Dataset rows describing interfaces:
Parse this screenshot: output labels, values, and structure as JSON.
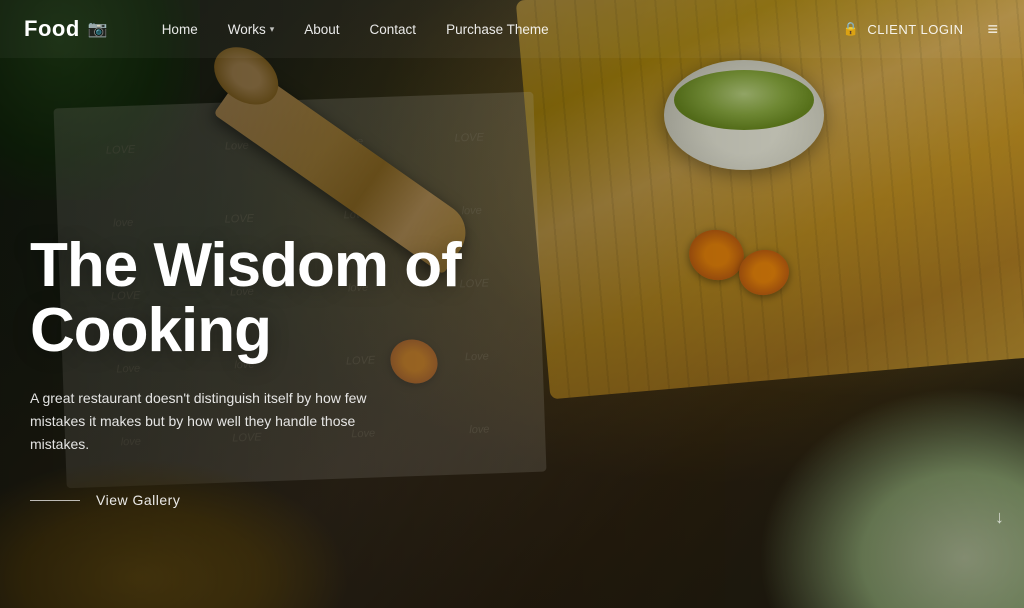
{
  "site": {
    "logo_text": "Food",
    "logo_icon": "📷"
  },
  "nav": {
    "links": [
      {
        "label": "Home",
        "has_dropdown": false
      },
      {
        "label": "Works",
        "has_dropdown": true
      },
      {
        "label": "About",
        "has_dropdown": false
      },
      {
        "label": "Contact",
        "has_dropdown": false
      },
      {
        "label": "Purchase Theme",
        "has_dropdown": false
      }
    ],
    "client_login_label": "CLIENT LOGIN",
    "menu_icon": "≡"
  },
  "hero": {
    "title": "The Wisdom of Cooking",
    "subtitle": "A great restaurant doesn't distinguish itself by how few mistakes it makes but by how well they handle those mistakes.",
    "cta_label": "View Gallery",
    "scroll_icon": "↓"
  },
  "textile_words": [
    "LOVE",
    "Love",
    "love",
    "LOVE",
    "Love",
    "love",
    "LOVE",
    "Love",
    "love",
    "LOVE",
    "Love",
    "love",
    "LOVE",
    "Love",
    "love",
    "LOVE",
    "Love",
    "love",
    "LOVE",
    "Love"
  ]
}
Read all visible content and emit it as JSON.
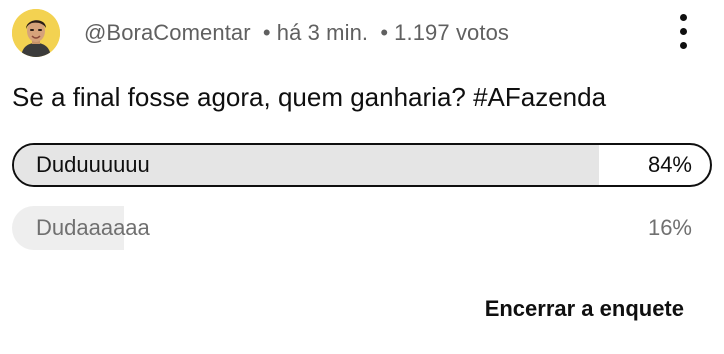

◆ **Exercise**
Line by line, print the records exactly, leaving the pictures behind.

◆ **Task answer**
Parse this screenshot: output labels, values, and structure as JSON.
{
  "site": {
    "logo_text": "Food",
    "logo_icon": "📷"
  },
  "nav": {
    "links": [
      {
        "label": "Home",
        "has_dropdown": false
      },
      {
        "label": "Works",
        "has_dropdown": true
      },
      {
        "label": "About",
        "has_dropdown": false
      },
      {
        "label": "Contact",
        "has_dropdown": false
      },
      {
        "label": "Purchase Theme",
        "has_dropdown": false
      }
    ],
    "client_login_label": "CLIENT LOGIN",
    "menu_icon": "≡"
  },
  "hero": {
    "title": "The Wisdom of Cooking",
    "subtitle": "A great restaurant doesn't distinguish itself by how few mistakes it makes but by how well they handle those mistakes.",
    "cta_label": "View Gallery",
    "scroll_icon": "↓"
  },
  "textile_words": [
    "LOVE",
    "Love",
    "love",
    "LOVE",
    "Love",
    "love",
    "LOVE",
    "Love",
    "love",
    "LOVE",
    "Love",
    "love",
    "LOVE",
    "Love",
    "love",
    "LOVE",
    "Love",
    "love",
    "LOVE",
    "Love"
  ]
}
Read all visible content and emit it as JSON.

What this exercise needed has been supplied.